[Related: Army ELA: Weapon Of Mass Confusion?]

Schwartz said the Army and VMware have worked out a deal in which the Army will continue to have access to VMware security patches.

"This agreement does not include services previously provided under the VMware Support Agreement, such as product upgrades, warranties or support services," Schwartz said.

Meanwhile, VMware and the Army have been "fast-tracking" a new ELA that was supposed to be ready by the end of May, according to a notice posted in early April on the Army’s Computer Hardware Enterprise Software and Solutions (CHESS) website.

"The Army is preparing the required documentation to execute an order under an existing blanket purchase agreement for the procurement of VMware software licenses," Schwartz said in the email. "Since this requirement is in source selection, the identity of the contractor is procurement sensitive and cannot be released at this time."

Schwartz said the order is currently projected to be awarded in the fourth quarter of the federal government's fiscal 2015, which starts in July.

A VMware spokesman declined comment.

In the meantime, sources familiar with the matter told CRN the Army could face big support bills if it runs into a technical glitch in a mission-critical system running VMware.

"Normally, if a customer doesn't have an active support agreement, they can't call for tech support at all," said one industry executive. "Some companies let you do support calls 'by the drink,' but that's pretty rare these days."

"The Army currently has no [support] coverage.
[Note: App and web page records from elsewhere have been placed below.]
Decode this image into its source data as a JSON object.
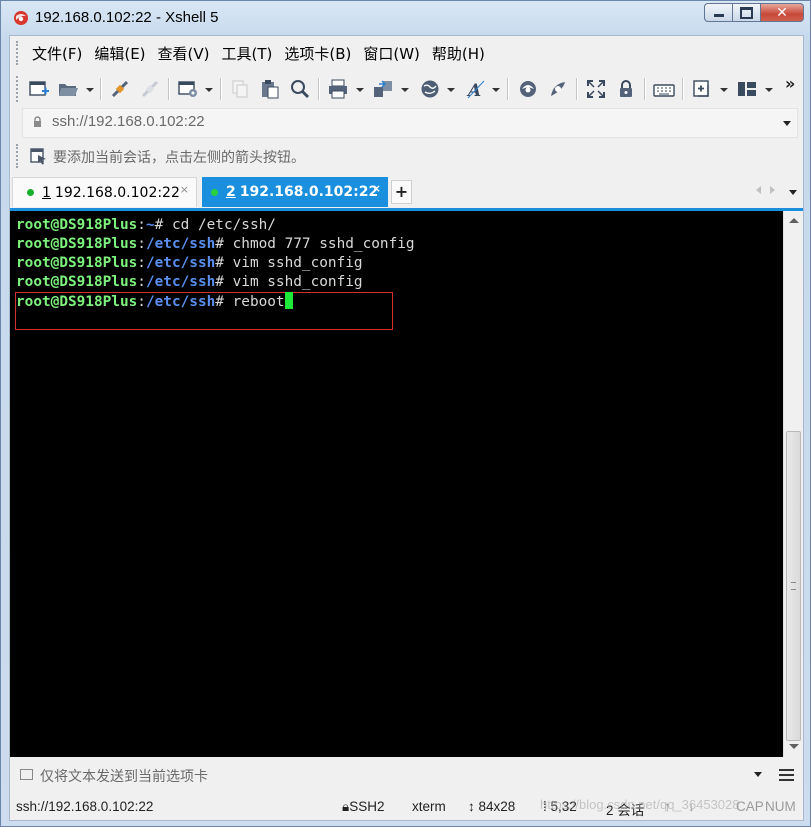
{
  "window": {
    "title": "192.168.0.102:22 - Xshell 5",
    "controls": {
      "minimize": "minimize",
      "maximize": "maximize",
      "close": "✕"
    }
  },
  "menu": [
    "文件(F)",
    "编辑(E)",
    "查看(V)",
    "工具(T)",
    "选项卡(B)",
    "窗口(W)",
    "帮助(H)"
  ],
  "toolbar": {
    "icons": [
      "new-session-icon",
      "open-folder-icon",
      "connect-icon",
      "disconnect-icon",
      "properties-icon",
      "copy-icon",
      "paste-icon",
      "find-icon",
      "print-icon",
      "transfer-icon",
      "globe-icon",
      "font-icon",
      "xftp-icon",
      "xmanager-icon",
      "fullscreen-icon",
      "lock-icon",
      "keyboard-icon",
      "new-tab-icon",
      "layout-icon",
      "more-icon"
    ],
    "more_label": "»"
  },
  "address": {
    "value": "ssh://192.168.0.102:22"
  },
  "hint": {
    "text": "要添加当前会话，点击左侧的箭头按钮。"
  },
  "tabs": [
    {
      "num": "1",
      "label": "192.168.0.102:22",
      "active": false,
      "close": "×"
    },
    {
      "num": "2",
      "label": "192.168.0.102:22",
      "active": true,
      "close": "×"
    }
  ],
  "tab_add": "+",
  "terminal": {
    "lines": [
      {
        "user": "root@DS918Plus",
        "sep": ":",
        "path": "~",
        "sym": "#",
        "cmd": " cd /etc/ssh/"
      },
      {
        "user": "root@DS918Plus",
        "sep": ":",
        "path": "/etc/ssh",
        "sym": "#",
        "cmd": " chmod 777 sshd_config"
      },
      {
        "user": "root@DS918Plus",
        "sep": ":",
        "path": "/etc/ssh",
        "sym": "#",
        "cmd": " vim sshd_config"
      },
      {
        "user": "root@DS918Plus",
        "sep": ":",
        "path": "/etc/ssh",
        "sym": "#",
        "cmd": " vim sshd_config"
      },
      {
        "user": "root@DS918Plus",
        "sep": ":",
        "path": "/etc/ssh",
        "sym": "#",
        "cmd": " reboot"
      }
    ],
    "colors": {
      "background": "#000000",
      "user": "#7df27d",
      "path": "#5a8ff0",
      "cursor": "#1ee838",
      "highlight": "#d33030"
    }
  },
  "sendbar": {
    "text": "仅将文本发送到当前选项卡"
  },
  "status": {
    "address": "ssh://192.168.0.102:22",
    "protocol": "SSH2",
    "term": "xterm",
    "size": "84x28",
    "cursor": "5,32",
    "sessions": "2 会话",
    "cap": "CAP",
    "num": "NUM",
    "watermark": "https://blog.csdn.net/qq_36453028"
  }
}
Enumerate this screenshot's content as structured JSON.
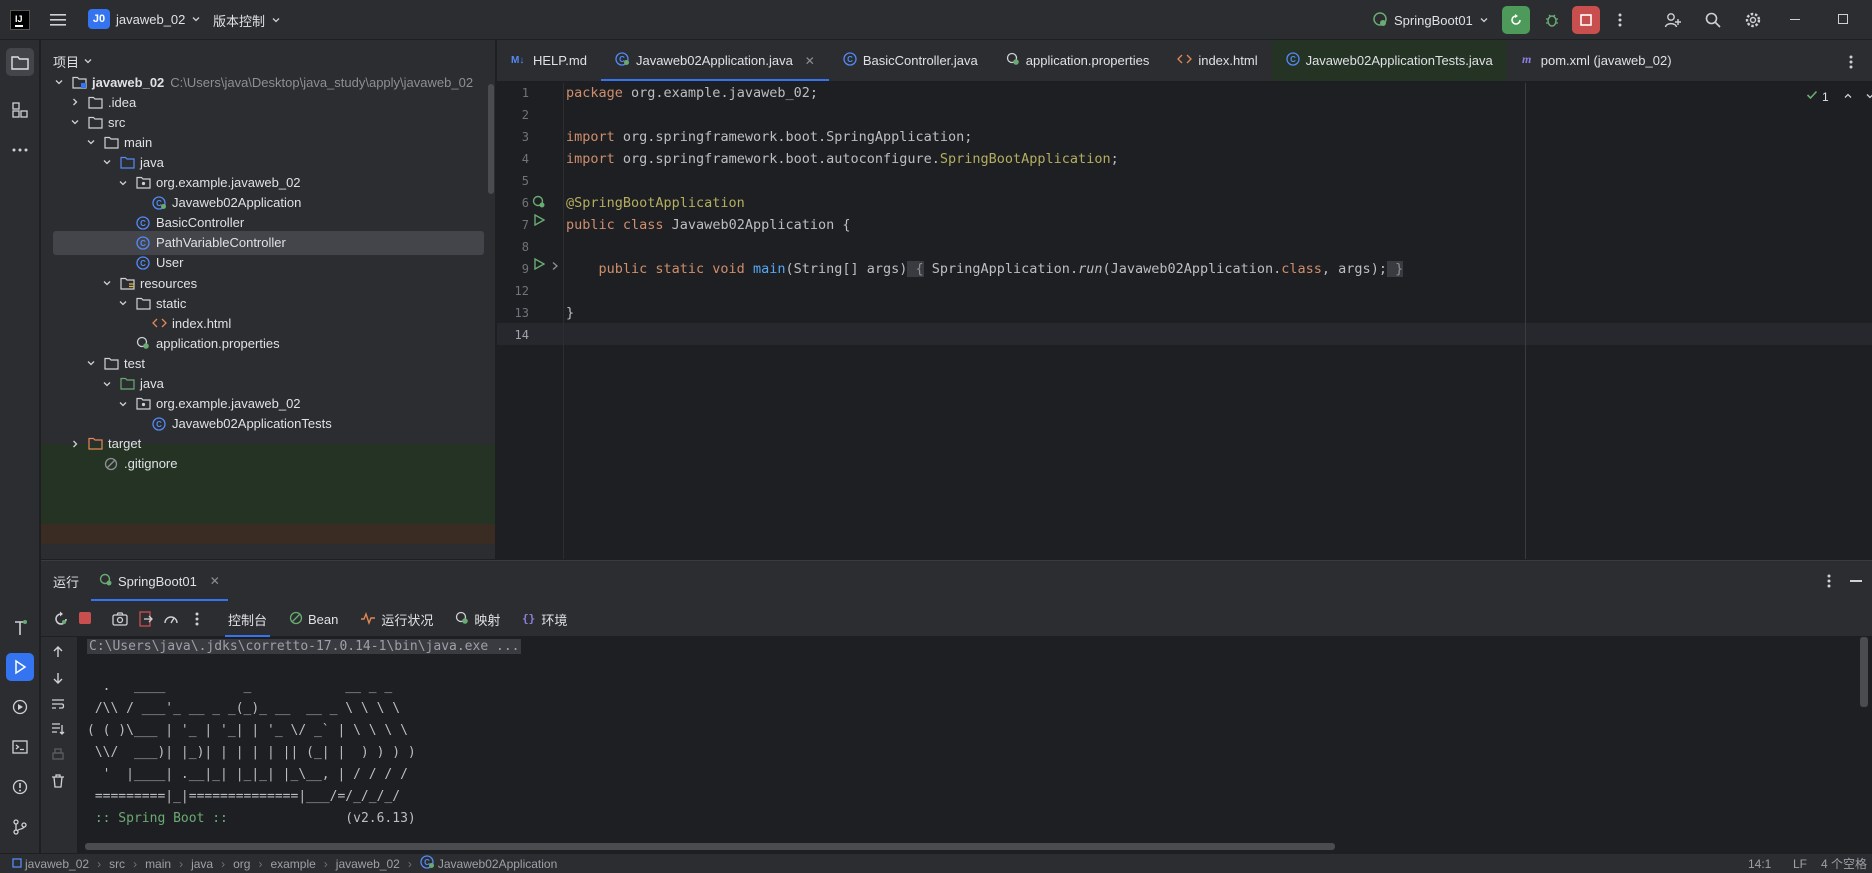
{
  "titlebar": {
    "project_badge": "J0",
    "project_name": "javaweb_02",
    "vcs_label": "版本控制",
    "run_config": "SpringBoot01"
  },
  "project_panel": {
    "title": "项目",
    "tree": [
      {
        "label": "javaweb_02",
        "path": "C:\\Users\\java\\Desktop\\java_study\\apply\\javaweb_02",
        "icon": "module-folder-icon",
        "expanded": true
      },
      {
        "label": ".idea",
        "icon": "folder-icon"
      },
      {
        "label": "src",
        "icon": "folder-icon"
      },
      {
        "label": "main",
        "icon": "folder-icon"
      },
      {
        "label": "java",
        "icon": "source-folder-icon"
      },
      {
        "label": "org.example.javaweb_02",
        "icon": "package-icon"
      },
      {
        "label": "Javaweb02Application",
        "icon": "spring-class-icon"
      },
      {
        "label": "BasicController",
        "icon": "class-icon"
      },
      {
        "label": "PathVariableController",
        "icon": "class-icon"
      },
      {
        "label": "User",
        "icon": "class-icon"
      },
      {
        "label": "resources",
        "icon": "resources-folder-icon"
      },
      {
        "label": "static",
        "icon": "folder-icon"
      },
      {
        "label": "index.html",
        "icon": "html-file-icon"
      },
      {
        "label": "application.properties",
        "icon": "properties-file-icon"
      },
      {
        "label": "test",
        "icon": "folder-icon"
      },
      {
        "label": "java",
        "icon": "test-source-folder-icon"
      },
      {
        "label": "org.example.javaweb_02",
        "icon": "package-icon"
      },
      {
        "label": "Javaweb02ApplicationTests",
        "icon": "class-icon"
      },
      {
        "label": "target",
        "icon": "excluded-folder-icon"
      },
      {
        "label": ".gitignore",
        "icon": "ignore-file-icon"
      }
    ]
  },
  "editor": {
    "tabs": [
      {
        "label": "HELP.md",
        "icon": "markdown-icon"
      },
      {
        "label": "Javaweb02Application.java",
        "icon": "spring-class-icon",
        "active": true
      },
      {
        "label": "BasicController.java",
        "icon": "class-icon"
      },
      {
        "label": "application.properties",
        "icon": "properties-file-icon"
      },
      {
        "label": "index.html",
        "icon": "html-file-icon"
      },
      {
        "label": "Javaweb02ApplicationTests.java",
        "icon": "class-icon"
      },
      {
        "label": "pom.xml (javaweb_02)",
        "icon": "maven-icon"
      }
    ],
    "inspection_count": "1",
    "line_numbers": [
      "1",
      "2",
      "3",
      "4",
      "5",
      "6",
      "7",
      "8",
      "9",
      "12",
      "13",
      "14"
    ],
    "code": {
      "l1_kw": "package",
      "l1_rest": " org.example.javaweb_02;",
      "l3_kw": "import",
      "l3_rest": " org.springframework.boot.SpringApplication;",
      "l4_kw": "import",
      "l4_rest": " org.springframework.boot.autoconfigure.",
      "l4_ann": "SpringBootApplication",
      "l4_end": ";",
      "l6_ann": "@SpringBootApplication",
      "l7_kw": "public class",
      "l7_rest": " Javaweb02Application {",
      "l9_kw": "    public static void",
      "l9_fn": " main",
      "l9_rest": "(String[] args)",
      "l9_brace_open": " {",
      "l9_body": " SpringApplication.",
      "l9_run": "run",
      "l9_args": "(Javaweb02Application.",
      "l9_class": "class",
      "l9_args2": ", args);",
      "l9_brace_close": " }",
      "l13": "}"
    }
  },
  "run_panel": {
    "title": "运行",
    "tab_label": "SpringBoot01",
    "toolbar_tabs": [
      {
        "label": "控制台",
        "icon": "",
        "active": true
      },
      {
        "label": "Bean",
        "icon": "bean-icon"
      },
      {
        "label": "运行状况",
        "icon": "health-icon"
      },
      {
        "label": "映射",
        "icon": "mapping-icon"
      },
      {
        "label": "环境",
        "icon": "env-icon"
      }
    ],
    "console": {
      "command": "C:\\Users\\java\\.jdks\\corretto-17.0.14-1\\bin\\java.exe ...",
      "banner": [
        "  .   ____          _            __ _ _",
        " /\\\\ / ___'_ __ _ _(_)_ __  __ _ \\ \\ \\ \\",
        "( ( )\\___ | '_ | '_| | '_ \\/ _` | \\ \\ \\ \\",
        " \\\\/  ___)| |_)| | | | | || (_| |  ) ) ) )",
        "  '  |____| .__|_| |_|_| |_\\__, | / / / /",
        " =========|_|==============|___/=/_/_/_/"
      ],
      "spring_boot_label": " :: Spring Boot :: ",
      "spring_boot_version": "              (v2.6.13)"
    }
  },
  "statusbar": {
    "breadcrumbs": [
      "javaweb_02",
      "src",
      "main",
      "java",
      "org",
      "example",
      "javaweb_02",
      "Javaweb02Application"
    ],
    "cursor": "14:1",
    "line_ending": "LF",
    "indent": "4 个空格"
  },
  "colors": {
    "accent": "#3574f0",
    "run_green": "#4e9a5b",
    "stop_red": "#c94f4f"
  }
}
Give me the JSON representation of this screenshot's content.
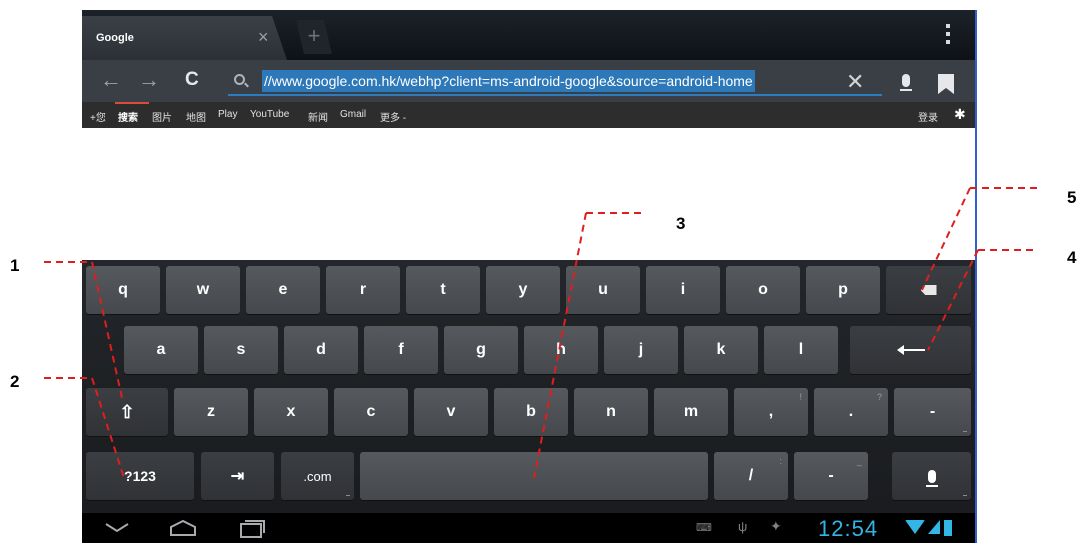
{
  "browser": {
    "tab_title": "Google",
    "tab_close": "×",
    "new_tab": "+",
    "back": "←",
    "forward": "→",
    "reload": "C",
    "url": "//www.google.com.hk/webhp?client=ms-android-google&source=android-home",
    "clear": "✕",
    "icons": [
      "search-icon",
      "mic-icon",
      "bookmark-icon",
      "menu-icon"
    ]
  },
  "google_bar": {
    "items": [
      "+您",
      "搜索",
      "图片",
      "地图",
      "Play",
      "YouTube",
      "新闻",
      "Gmail",
      "更多 -"
    ],
    "active_index": 1,
    "login": "登录",
    "settings": "✱",
    "accent": "#dd4b39"
  },
  "keyboard": {
    "row1": [
      "q",
      "w",
      "e",
      "r",
      "t",
      "y",
      "u",
      "i",
      "o",
      "p"
    ],
    "row2": [
      "a",
      "s",
      "d",
      "f",
      "g",
      "h",
      "j",
      "k",
      "l"
    ],
    "row3": [
      "z",
      "x",
      "c",
      "v",
      "b",
      "n",
      "m",
      ",",
      "."
    ],
    "row3_hints": [
      "!",
      "?"
    ],
    "shift": "⇧",
    "dash": "-",
    "symbols": "?123",
    "tab": "⇥",
    "dotcom": ".com",
    "slash": "/",
    "slash_hint": ":",
    "dash2": "-",
    "dash2_hint": "_"
  },
  "system_bar": {
    "clock": "12:54",
    "accent": "#33b5e5",
    "icons": [
      "back-nav-icon",
      "home-icon",
      "recent-apps-icon",
      "keyboard-icon",
      "usb-icon",
      "android-debug-icon",
      "wifi-icon",
      "signal-icon",
      "battery-icon"
    ]
  },
  "callouts": [
    "1",
    "2",
    "3",
    "4",
    "5"
  ]
}
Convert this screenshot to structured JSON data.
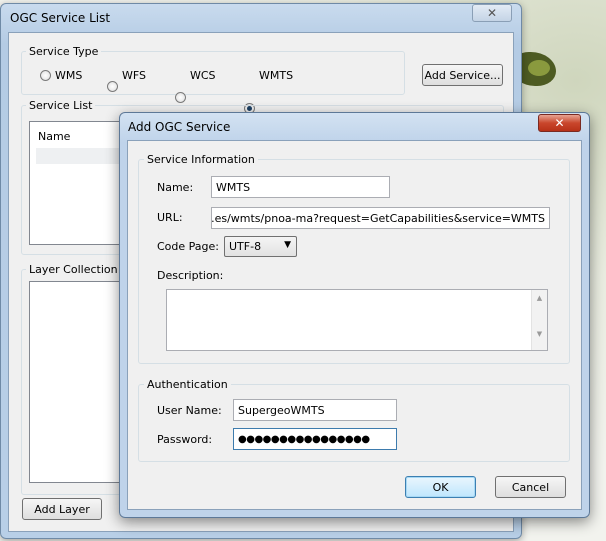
{
  "back_window": {
    "title": "OGC Service List",
    "close_label": "✕",
    "service_type": {
      "label": "Service Type",
      "options": [
        "WMS",
        "WFS",
        "WCS",
        "WMTS"
      ],
      "selected": "WMTS"
    },
    "add_service_label": "Add Service...",
    "service_list": {
      "label": "Service List",
      "column_name": "Name"
    },
    "layer_collection_label": "Layer Collection",
    "add_layer_label": "Add Layer"
  },
  "dialog": {
    "title": "Add OGC Service",
    "close_label": "✕",
    "service_info_label": "Service Information",
    "name_label": "Name:",
    "name_value": "WMTS",
    "url_label": "URL:",
    "url_value": "www.ign.es/wmts/pnoa-ma?request=GetCapabilities&service=WMTS",
    "code_page_label": "Code Page:",
    "code_page_value": "UTF-8",
    "description_label": "Description:",
    "description_value": "",
    "authentication_label": "Authentication",
    "user_name_label": "User Name:",
    "user_name_value": "SupergeoWMTS",
    "password_label": "Password:",
    "password_value": "●●●●●●●●●●●●●●●●",
    "ok_label": "OK",
    "cancel_label": "Cancel"
  }
}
If an urgent requirement were to occur prior to the new order being awarded under the blanket purchase agreement, a separate purchase order would have to be executed and awarded to a reseller," Army spokesman Schwartz told CRN.

Given the problems the Army has experienced with the old VMware ELA, the sources said it might want different terms for the new ELA. The Army could opt for an ELA that just covers maintenance and support, and not product license downloads, to avoid running into the same problems.

The Army was faced with a similar situation with a three-year $70.8 ELA it signed with Symantec in 2013, which was also a maintenance agreement that also allowed for unlimited software license downloads. For reasons that remain unclear, the Army opted out after the first year of the deal and went with a maintenance-only contract.